What I experienced in the person of my spiritual teacher (founder of Ananda and direct disciple of Paramhansa Yogananda), Swami Kriyananda,, was an aura or attitude of one who was loving by nature and by temperament. When we simply and without outer condition including the condition of being loved by another or being in the presence of a loved one, feel "loving," this, for me, is the experience of love.

It is an inner state that is hardly distinguishable from inner joy and it is effervescent. It simply bubbles over, as it were, in a mellow light of kindness. Whereas as joy might incline in the direct of energy, even laughter, and may bubble "up and down," love bubbles outward you might say spherically, calmly, and with warmth. Joy is "gay" and love is "warm." But they are, essentially, like two sides of a coin: distinguishable but connected.

Spiritually speaking, however, it is deemed safer to focus more on joy than on love because we are so invested by habit towards conditional love. At Ananda Village in California (Ananda's first intentional community), a rule, honored in the breach, is that new members in training (who are single) are asked to not enter into new relationships during their year of training. As one enters the spiritual path and the inner experience of meditation, one works on developing and expressing devotion: love for God. In the awakening of the heart's natural love, its long-established habit of affixing itself to an outer, human form too often means that one "falls in love with the first person one meets!" This is very distracting to the one-pointed focus of one's year of spiritual transition! Like Queen Titania in Shakespeare's play, A Midsummer's Night Dram, the pixie dust of spiritual awakening (of kundalini) can accidentally cause us to mistake the form for the spirit behind the form.

This tendency includes the tendency to place a spiritual teacher or other devotees on a pedestal of one's own making. You can guess what the "end of that story" always comes to! The same ending that infatuation comes to!

So, yes, seeking joy is safer. The litmus test of unconditional love has two sides like that coin: the effervescence of a loving nature and the adamantine ability to accept impartially criticism, dislike, hatred and even injury from others without responding in kind.

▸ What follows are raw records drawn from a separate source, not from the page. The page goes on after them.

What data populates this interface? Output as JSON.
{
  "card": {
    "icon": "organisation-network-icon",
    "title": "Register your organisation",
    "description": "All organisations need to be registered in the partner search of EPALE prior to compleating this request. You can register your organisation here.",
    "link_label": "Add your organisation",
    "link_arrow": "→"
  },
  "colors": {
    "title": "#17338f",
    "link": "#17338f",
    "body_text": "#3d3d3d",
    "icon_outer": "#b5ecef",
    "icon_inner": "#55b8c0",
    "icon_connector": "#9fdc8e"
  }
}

"I love you" means I love you as a manifestation of God in human form, and as a reflection of the divine love I feel in my own heart.

Happy Valentine's Day (weekend),

Swami Hrimananda aka Hriman aka Terry aka your own Self!